Monstress is a beautifully illustrated steam punk horror-fantasy comic series. There are currently five volumes, but here’s a simplified plot: Set in 1900’s Asia, Maika struggles with the trauma of war while fighting to control her psychic link to a powerful monster. The story is filled with an array of magical creatures, demons, humanoid wolves and talking cats with big personalties. There is so much to love about this dark and inventive comic. I couldn’t put it down.
Preacher (Complete Collection) by Garth Ennis and Steve Dillon
The entire Preacher series is difficult to describe in only one paragraph, so I’m going to do it in two. In short, the story is about preacher Jesse Custer, Tulip O’Hare and Irish vampire Cassidy, all on a mission to literally find God and ask him, “Hey God! What’s the big idea? Why’d you dip out when a demon and angel procreated a creature named Genesis? The world is kind of a crapshoot right now, man. Thanks for nothing, you piece of shit.” (Okay not verbatim but you get the idea.) But that’s only the big, vague picture. Preacher is encapsulated with fantastical story arcs and virtually everything you could ever want in a comic book series: sibling cannibals, Arseface, serial killers, political Vatican cults, Jesus on a bicycle.

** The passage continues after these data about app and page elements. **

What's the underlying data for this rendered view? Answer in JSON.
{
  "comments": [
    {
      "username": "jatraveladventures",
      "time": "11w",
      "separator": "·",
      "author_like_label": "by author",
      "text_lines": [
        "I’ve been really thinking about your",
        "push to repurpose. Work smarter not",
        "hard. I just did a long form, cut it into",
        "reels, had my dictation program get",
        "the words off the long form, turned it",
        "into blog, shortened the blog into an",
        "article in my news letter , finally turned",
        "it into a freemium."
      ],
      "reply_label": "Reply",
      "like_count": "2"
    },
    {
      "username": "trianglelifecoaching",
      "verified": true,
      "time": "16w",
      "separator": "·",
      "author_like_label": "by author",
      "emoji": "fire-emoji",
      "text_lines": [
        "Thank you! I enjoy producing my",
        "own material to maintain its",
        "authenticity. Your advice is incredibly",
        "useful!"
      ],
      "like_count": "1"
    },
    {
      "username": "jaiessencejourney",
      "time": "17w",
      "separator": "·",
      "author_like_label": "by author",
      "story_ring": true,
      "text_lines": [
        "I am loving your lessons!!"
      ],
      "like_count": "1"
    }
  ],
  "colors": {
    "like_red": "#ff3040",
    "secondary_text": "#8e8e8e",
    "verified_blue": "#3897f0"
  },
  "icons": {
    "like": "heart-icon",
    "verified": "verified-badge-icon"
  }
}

Now, how you feel about religion may impact how you feel about Preacher. From a religious perspective, the best way to describe the series would be “blasphemous.” If you’re like me, blasphemy might be one of the reasons you love it (where are all my lapsed Catholics at?). Preacher is by no means a perfect comic – at least by my standards – as there are some themes and moments that are… problematic. But then there are many times where the series was well ahead of its time, sometimes even a little progressive given that it was published from 1995 to 2000. But my most favorite part of all is the art. Even when the dialogue goes a bit on an endless tangent, Dillon’s illustrations always make up for it. They are detailed, colorful, exciting and wonderfully disgusting. Preacher is just so damn fun to read, and reread, and rereread… I recommend you join the fun.
Get in Trouble by Kelly Link
Get in Trouble is another fantastical short story collection by Kelly Link. In this collection, she creates magnificent worlds filled with ghost boyfriends, demon lovers, pocket universes and microchipped teenagers. While every story is a standout, my favorite is “I Can See Right Through You,” a story filled with Ouija boards, movie stars and murder. Exhilarating and spooky, Get in Trouble is unforgettable.
Her Body and Other Parties by Carmen Maria Machado
Machado shows just how incredible of a writer she is in her 2017 debut. Her Body and Other Parties is the winner of both the Shirley Jackson Award and National Book Award. The collection consists of eight stories, each encapsulating elements of body horror, magical realism, apocalypses and science fiction. In haunting prose, Machado illuminates the outlandish, yet very authentic, realities that strike women’s lives and their bodies.
The Shining Girls by Lauren Beukes
Shining Girls is the story of a time traveling serial killer named Harper Curtis. When Curtis finds a House in 1930’s Chicago, he travels through centuries to destroy the lives of shining girls. With limitless ability to escape the scenes of his crimes, he’s never been caught. But when one of his victims, Kirby Mazrachi, escapes, it’s now Harper’s turn to fear for his life.
Beukes has a knack for writing serial killers. Shining Girls is a genre bending exploration of fantastic histories and a condemnation of violence against women.
What are you reading this summer?
Tell us in the comments, we want to know! And while you’re at it, make sure to check out more of what we’re reading here at Haunted MTL.
*Cover photo and final photo taken by CourtCourt, May 2019.
*Book photos screenshot from Goodreads